AIM OF THE EXERCISE: Where the records below show the word "Byers" in a line, please copy that line.

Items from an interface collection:
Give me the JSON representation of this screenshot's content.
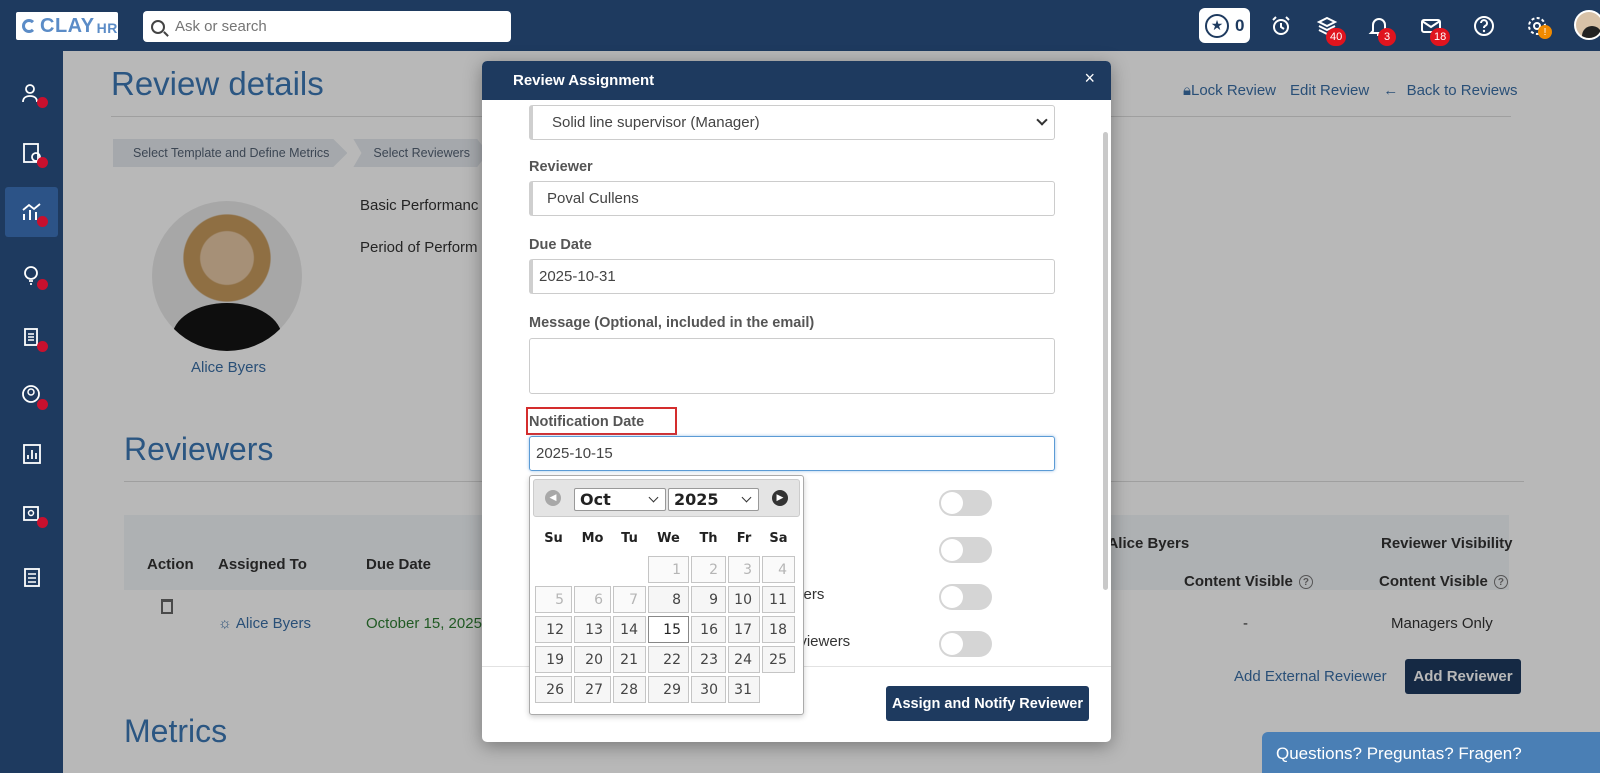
{
  "topbar": {
    "logo_main": "CLAY",
    "logo_sub": "HR",
    "search_placeholder": "Ask or search",
    "star_count": "0",
    "badges": {
      "layers": "40",
      "bell": "3",
      "mail": "18",
      "settings": "!"
    }
  },
  "page": {
    "title": "Review details",
    "links": {
      "lock": "Lock Review",
      "edit": "Edit Review",
      "back": "Back to Reviews"
    },
    "crumbs": [
      "Select Template and Define Metrics",
      "Select Reviewers"
    ],
    "employee_name": "Alice Byers",
    "info_1": "Basic Performanc",
    "info_2": "Period of Perform",
    "reviewers_title": "Reviewers",
    "metrics_title": "Metrics",
    "table": {
      "headers": {
        "action": "Action",
        "assigned": "Assigned To",
        "due": "Due Date",
        "for_alice": "r Alice Byers",
        "visibility": "Reviewer Visibility",
        "content1": "Content Visible",
        "content2": "Content Visible"
      },
      "row": {
        "assigned": "Alice Byers",
        "due": "October 15, 2025",
        "dash": "-",
        "visibility": "Managers Only"
      }
    },
    "add_external": "Add External Reviewer",
    "add_reviewer": "Add Reviewer",
    "questions": "Questions? Preguntas? Fragen?"
  },
  "modal": {
    "title": "Review Assignment",
    "close": "×",
    "relation_value": "Solid line supervisor (Manager)",
    "reviewer_label": "Reviewer",
    "reviewer_value": "Poval Cullens",
    "due_label": "Due Date",
    "due_value": "2025-10-31",
    "message_label": "Message (Optional, included in the email)",
    "notification_label": "Notification Date",
    "notification_value": "2025-10-15",
    "toggle_text_3": "yers",
    "toggle_text_4": "eviewers",
    "assign_button": "Assign and Notify Reviewer"
  },
  "datepicker": {
    "month": "Oct",
    "year": "2025",
    "dow": [
      "Su",
      "Mo",
      "Tu",
      "We",
      "Th",
      "Fr",
      "Sa"
    ],
    "selected_day": "15",
    "weeks": [
      [
        null,
        null,
        null,
        "1",
        "2",
        "3",
        "4"
      ],
      [
        "5",
        "6",
        "7",
        "8",
        "9",
        "10",
        "11"
      ],
      [
        "12",
        "13",
        "14",
        "15",
        "16",
        "17",
        "18"
      ],
      [
        "19",
        "20",
        "21",
        "22",
        "23",
        "24",
        "25"
      ],
      [
        "26",
        "27",
        "28",
        "29",
        "30",
        "31",
        null
      ]
    ],
    "other_month_cells": [
      "1",
      "2",
      "3",
      "4",
      "5",
      "6",
      "7"
    ]
  }
}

RESPONSE TO THIS TASK:
    "employee_name": "Alice Byers",
        "for_alice": "r Alice Byers",
        "assigned": "Alice Byers",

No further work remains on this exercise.